Skip to content
News & Analysis at your fingertips.

We use a range of cookies to give you the best possible browsing experience. By continuing to use this website, you agree to our use of cookies.
You can learn more about our cookie policy here, or by following the link at the bottom of any page on our site. See our updated Privacy Policy here.

0

Notifications

Notifications below are based on filters which can be adjusted via Economic and Webinar Calendar pages.

Live Webinar

Live Webinar Events

0

Economic Calendar

Economic Calendar Events

0
Free Trading Guides
Subscribe
Please try again
More View more
US Dollar Ebbs and Flows - Watch Gold and the 10-year Yield

US Dollar Ebbs and Flows - Watch Gold and the 10-year Yield

Christopher Vecchio, CFA, Senior Strategist

Talking Points:

- US Dollar gains have gone hand-in-hand with US equity market weakness, and now, the US Treasury 10-year yield has broken recent support.

- USD/JPY rebound attributed to geopolitical tensions with North Korea subsiding; the daily 21-EMA remains key resistance in the 2018 downtrend.

- Sentiment for the US Dollar has turned negative into the last week of the month and the quarter.
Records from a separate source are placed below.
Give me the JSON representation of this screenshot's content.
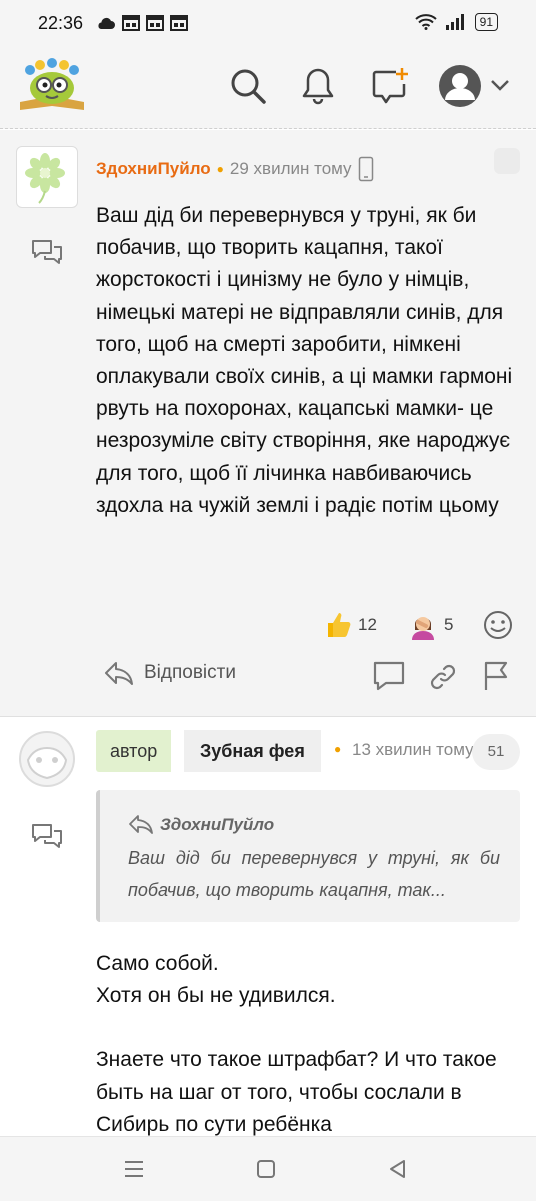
{
  "status_bar": {
    "time": "22:36",
    "battery": "91"
  },
  "comments": [
    {
      "author": "ЗдохниПуйло",
      "time": "29 хвилин тому",
      "text": "Ваш дід би перевернувся у труні, як би побачив, що творить кацапня, такої жорстокості і цинізму не було у німців, німецькі матері не відправляли синів, для того, щоб на смерті заробити, німкені оплакували своїх синів, а ці мамки гармоні рвуть на похоронах, кацапські мамки- це незрозуміле світу створіння, яке народжує для того, щоб її лічинка навбиваючись здохла на чужій землі і радіє потім цьому",
      "reactions": [
        {
          "icon": "thumbs-up-icon",
          "count": "12"
        },
        {
          "icon": "facepalm-icon",
          "count": "5"
        }
      ],
      "reply_label": "Відповісти"
    },
    {
      "author_badge": "автор",
      "author": "Зубная фея",
      "time": "13 хвилин тому",
      "count": "51",
      "quote": {
        "author": "ЗдохниПуйло",
        "text": "Ваш дід би перевернувся у труні, як би побачив, що творить кацапня, так..."
      },
      "paragraphs": [
        "Само собой.\nХотя он бы не удивился.",
        "Знаете что такое штрафбат? И что такое быть на шаг от того, чтобы сослали в Сибирь по сути ребёнка"
      ]
    }
  ],
  "colors": {
    "accent": "#e86b13",
    "author_badge": "#e2f1cf"
  }
}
For longer-term technical and fundamental analysis, and to view DailyFX analysts’ top trading ideas for 2018, check out the DailyFX Trading Guides page.

The US Dollar (via the DXY Index) remains near its opening levels of the week despite prices ebbing and flowing since the open on Sunday night in New York. The combination of weaker US equity markets and falling long-term yields - resulting in the 2s10s spread hitting its lowest level of the year - are proving to be a challenging environment for risk appetite.

But geopolitics are back in the foreground as well, with signs that North Korea may be willing to give up its nuclear program in exchange for security for the Kim regime. While this has fueled Japanese Yen weakness, USD/JPY isn't out of the woods yet: it remains below its daily 21-EMA, which it has closed below every session since January 9.

While equity markets seem to be in the driver's seat with respect to the US Dollar, the month-end and quarter-end rebalancing flows are sitting shotgun. Given the long holiday weekend coming up with Good Friday, Easter, and Passover, traders shouldn't dismiss that this week is featuring forces that cater to near-term US Dollar strength.

Recall what our note in the Euro weekly trading forecast, "Speculators have trimmed their net-long Euro contracts from 146.4K to 132.7K in the week ending March 20. With the holiday coming up, this means that a simply closing of open positions to trim risk before the holiday could see the Euro trade lower." As noted yesterday, the British Pound is in a similar boat: at 23.8K net-long contracts, speculators are near their most bullish level of the year (and most since December 2014).

To this end, any pullback in EUR/USD and GBP/USD - and any rally in USD/JPY - this week is likely driven by traders closing out long positions ahead of the holiday weekend as the month and quarter come to a close. By no means is the period of US Dollar weakness over, despite the short-term gyrations seen over the past three days.

See the above video for a technical overview of the DXY Index, EUR/USD, GBP/USD, USD/JPY, Gold, and the US Treasury 10-year yield.

Read more: DXY Rebounds on Cooling Trade Tensions, Month-End Rebalancing

FX TRADING RESOURCES

Whether you are a new or experienced trader, DailyFX has multiple resources available to help you: an indicator for monitoring trader sentiment; quarterly trading forecasts; analytical and educational webinars held daily; trading guides to help you improve trading performance, and even one for those who are new to FX trading.

--- Written by Christopher Vecchio, CFA, Senior Currency Strategist

To contact Christopher Vecchio, e-mail cvecchio@dailyfx.com

Follow him on Twitter at @CVecchioFX

To be added to Christopher's e-mail distribution list, please fill out this form

DailyFX provides forex news and technical analysis on the trends that influence the global currency markets.

DISCLOSURES